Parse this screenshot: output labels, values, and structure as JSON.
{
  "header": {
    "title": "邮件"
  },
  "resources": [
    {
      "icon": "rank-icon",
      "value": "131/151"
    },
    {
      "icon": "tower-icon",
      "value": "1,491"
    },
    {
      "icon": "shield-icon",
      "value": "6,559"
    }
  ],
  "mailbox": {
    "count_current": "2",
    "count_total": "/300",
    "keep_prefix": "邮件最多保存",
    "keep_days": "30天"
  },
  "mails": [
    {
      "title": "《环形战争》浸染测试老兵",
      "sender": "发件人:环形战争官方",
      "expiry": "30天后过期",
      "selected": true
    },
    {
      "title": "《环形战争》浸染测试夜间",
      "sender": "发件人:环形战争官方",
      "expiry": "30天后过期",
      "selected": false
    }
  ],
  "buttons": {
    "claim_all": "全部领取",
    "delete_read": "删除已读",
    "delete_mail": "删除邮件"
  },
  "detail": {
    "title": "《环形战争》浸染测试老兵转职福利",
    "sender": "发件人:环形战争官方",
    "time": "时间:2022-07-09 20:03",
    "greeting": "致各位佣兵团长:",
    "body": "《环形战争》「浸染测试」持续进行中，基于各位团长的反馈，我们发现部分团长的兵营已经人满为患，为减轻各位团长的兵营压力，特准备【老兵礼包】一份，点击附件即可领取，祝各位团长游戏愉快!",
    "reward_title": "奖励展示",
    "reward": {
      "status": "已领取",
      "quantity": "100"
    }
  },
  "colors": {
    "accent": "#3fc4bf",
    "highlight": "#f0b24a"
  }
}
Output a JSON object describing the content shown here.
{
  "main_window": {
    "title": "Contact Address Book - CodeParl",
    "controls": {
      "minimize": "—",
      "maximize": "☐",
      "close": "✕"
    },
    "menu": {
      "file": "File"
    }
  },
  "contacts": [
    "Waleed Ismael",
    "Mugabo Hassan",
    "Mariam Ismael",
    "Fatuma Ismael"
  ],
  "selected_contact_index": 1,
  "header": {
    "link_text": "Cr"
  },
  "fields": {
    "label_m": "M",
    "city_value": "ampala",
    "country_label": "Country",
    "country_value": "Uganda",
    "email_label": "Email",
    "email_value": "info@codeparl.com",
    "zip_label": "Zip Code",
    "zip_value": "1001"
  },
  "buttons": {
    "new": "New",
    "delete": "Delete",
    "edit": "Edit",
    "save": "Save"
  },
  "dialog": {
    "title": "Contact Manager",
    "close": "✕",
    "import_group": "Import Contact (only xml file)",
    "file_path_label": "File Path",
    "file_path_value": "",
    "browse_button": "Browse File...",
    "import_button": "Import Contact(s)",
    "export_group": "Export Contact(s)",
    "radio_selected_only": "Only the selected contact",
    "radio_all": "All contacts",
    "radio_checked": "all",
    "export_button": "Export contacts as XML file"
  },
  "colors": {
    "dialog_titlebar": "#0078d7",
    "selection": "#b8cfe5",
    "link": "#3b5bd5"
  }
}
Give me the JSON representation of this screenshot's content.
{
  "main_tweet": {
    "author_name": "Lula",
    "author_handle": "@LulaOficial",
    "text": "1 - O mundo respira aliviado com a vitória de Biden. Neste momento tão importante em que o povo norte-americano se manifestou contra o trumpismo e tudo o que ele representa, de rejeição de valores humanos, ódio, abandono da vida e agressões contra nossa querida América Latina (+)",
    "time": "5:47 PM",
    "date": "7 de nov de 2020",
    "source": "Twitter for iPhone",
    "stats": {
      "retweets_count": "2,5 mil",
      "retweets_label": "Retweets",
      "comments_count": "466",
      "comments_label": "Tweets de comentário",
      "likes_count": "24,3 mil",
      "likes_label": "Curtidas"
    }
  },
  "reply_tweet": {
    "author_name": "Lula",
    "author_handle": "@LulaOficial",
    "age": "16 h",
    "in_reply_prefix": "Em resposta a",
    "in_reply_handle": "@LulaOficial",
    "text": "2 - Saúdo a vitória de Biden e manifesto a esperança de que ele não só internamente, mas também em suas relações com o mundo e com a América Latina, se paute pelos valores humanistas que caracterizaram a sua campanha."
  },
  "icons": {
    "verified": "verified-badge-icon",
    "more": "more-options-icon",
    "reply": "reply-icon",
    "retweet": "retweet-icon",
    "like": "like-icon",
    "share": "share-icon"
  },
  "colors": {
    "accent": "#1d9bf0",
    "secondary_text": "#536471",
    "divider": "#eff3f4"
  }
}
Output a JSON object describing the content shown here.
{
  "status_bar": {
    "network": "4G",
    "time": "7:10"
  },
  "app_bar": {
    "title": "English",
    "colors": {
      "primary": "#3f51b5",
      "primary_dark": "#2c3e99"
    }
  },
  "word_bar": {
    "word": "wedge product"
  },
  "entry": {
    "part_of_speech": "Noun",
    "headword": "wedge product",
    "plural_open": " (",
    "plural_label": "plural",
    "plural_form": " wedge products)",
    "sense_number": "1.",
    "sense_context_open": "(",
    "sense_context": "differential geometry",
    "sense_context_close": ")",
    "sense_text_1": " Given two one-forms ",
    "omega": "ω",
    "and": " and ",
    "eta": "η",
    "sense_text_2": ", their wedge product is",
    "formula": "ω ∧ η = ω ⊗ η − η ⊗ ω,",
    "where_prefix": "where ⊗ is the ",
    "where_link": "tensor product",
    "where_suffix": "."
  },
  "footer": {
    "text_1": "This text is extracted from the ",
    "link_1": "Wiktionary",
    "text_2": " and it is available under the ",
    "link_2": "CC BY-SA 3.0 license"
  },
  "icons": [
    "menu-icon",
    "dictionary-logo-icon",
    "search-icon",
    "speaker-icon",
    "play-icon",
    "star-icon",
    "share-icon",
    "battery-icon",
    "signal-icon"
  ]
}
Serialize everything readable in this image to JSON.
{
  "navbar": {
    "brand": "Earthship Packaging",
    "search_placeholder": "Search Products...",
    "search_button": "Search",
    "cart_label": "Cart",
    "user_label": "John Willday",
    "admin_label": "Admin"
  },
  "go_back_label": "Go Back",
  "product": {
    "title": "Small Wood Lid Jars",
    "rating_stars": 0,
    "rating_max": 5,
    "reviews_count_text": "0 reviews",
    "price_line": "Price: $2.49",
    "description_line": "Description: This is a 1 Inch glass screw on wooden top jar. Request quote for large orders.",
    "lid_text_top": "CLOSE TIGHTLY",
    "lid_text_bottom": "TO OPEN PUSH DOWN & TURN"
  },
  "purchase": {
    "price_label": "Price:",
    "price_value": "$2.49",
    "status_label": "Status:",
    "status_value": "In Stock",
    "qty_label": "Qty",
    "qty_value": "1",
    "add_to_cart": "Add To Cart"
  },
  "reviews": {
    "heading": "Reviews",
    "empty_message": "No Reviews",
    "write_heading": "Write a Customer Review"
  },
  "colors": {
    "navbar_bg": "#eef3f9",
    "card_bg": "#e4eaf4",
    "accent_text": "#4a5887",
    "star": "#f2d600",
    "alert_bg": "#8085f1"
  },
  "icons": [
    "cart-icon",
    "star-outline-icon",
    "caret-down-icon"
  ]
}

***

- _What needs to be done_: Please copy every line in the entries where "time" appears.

- _Response for this exercise_:
    "time": "时间:2022-07-09 20:03",
    "time": "5:47 PM",
    "time": "7:10"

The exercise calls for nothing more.